Ukrainians vote on Sunday to vote in the first round of the presidential election Petro Poroshenko seeks re-election, but the surprise leader is comedian Volodymyr Zelenskiy ,
Both candidates and former Prime Minister Yulia Tymoshenko expressed largely pro-European views during the election campaigns.
Candidates are considered serious contenders.
If no candidate reaches more than 50% on Sunday, the two best will be played in a second round on April 21
A total of 39 candidates are on the ballot. However, it is believed that only the top three have a chance of winning.
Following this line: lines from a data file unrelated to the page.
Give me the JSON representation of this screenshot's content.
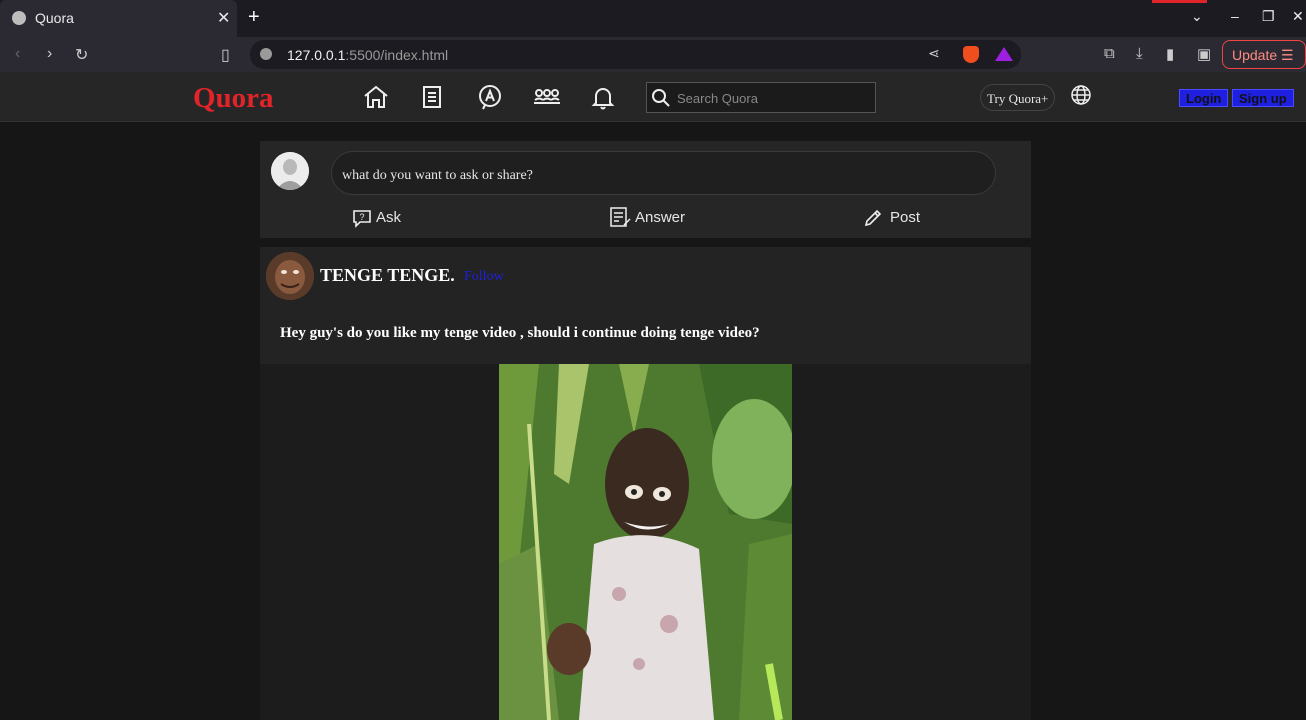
{
  "browser": {
    "tab_title": "Quora",
    "url_host": "127.0.0.1",
    "url_path": ":5500/index.html",
    "update_label": "Update"
  },
  "header": {
    "logo": "Quora",
    "search_placeholder": "Search Quora",
    "try_label": "Try Quora+",
    "login_label": "Login",
    "signup_label": "Sign up"
  },
  "compose": {
    "placeholder": "what do you want to ask or share?",
    "ask_label": "Ask",
    "answer_label": "Answer",
    "post_label": "Post"
  },
  "post": {
    "author": "TENGE TENGE.",
    "follow_label": "Follow",
    "question": "Hey guy's do you like my tenge video , should i continue doing tenge video?"
  },
  "colors": {
    "brand_red": "#e0242a",
    "auth_blue": "#1f1fe0",
    "bg": "#161616",
    "card": "#262626"
  }
}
The Ukrainian president has significant powers in security, defense and foreign affairs, and the system of the former Soviet republic is called a semi-presidency.  Media playback is not supported on your device.
Mr. Poroshenko, one of the richest oligarchs of Ukraine, was elected after a former pro-Russian president Viktor Yanukovych was overthrown in the Maidan revolution in February 2014 followed from the annexation of Crimea by Russia and an uprising that was supported by Russia.
The next president will inherit a deadlocked conflict between Ukrainian troops and Russian-backed separatists in the east While Ukraine is trying to meet EU requirements for closer economic relations.
The EU states that about 12% of the 44 million people in Ukraine are deprived of their rights, mainly those living in Russia and the Crimea, which Russia annexed in March 2014.  Separately controlled areas boycott the election.
Who are the main candidates?
The 41-year-old Zelenskiy wants to shoot his satirical television program in which he portrays an ordinary citizen who becomes president after fighting corruption – into reality.
He has a choice of around 25% and is considered attractive to younger voters. His campaign has used social media extensively.
President Poroshenko, 53, wants to appeal to conservative Ukrainians with his slogan "Army, Language, Faith".
He says his support for the military has helped to keep the separatists in eastern Ukraine in check. He has also negotiated an association agreement with the EU, which also includes visa-free entry of Ukrainians. During his tenure, the Ukrainian Orthodox Church became independent of Russian control.
However, his campaign was followed by allegations of corruption, including a defense procurement scandal that erupted last month.
According to opinion polls, Yulia Tymoshenko (58), who ran for prime minister in 2010 and 2014. She played a leading role in the Orange Revolution of 2004, Ukraine's first major step to ally with the EU.
The front-runner among pro-Russian candidates, Yuriy Boyko, says he "normalizes" relations with Russia.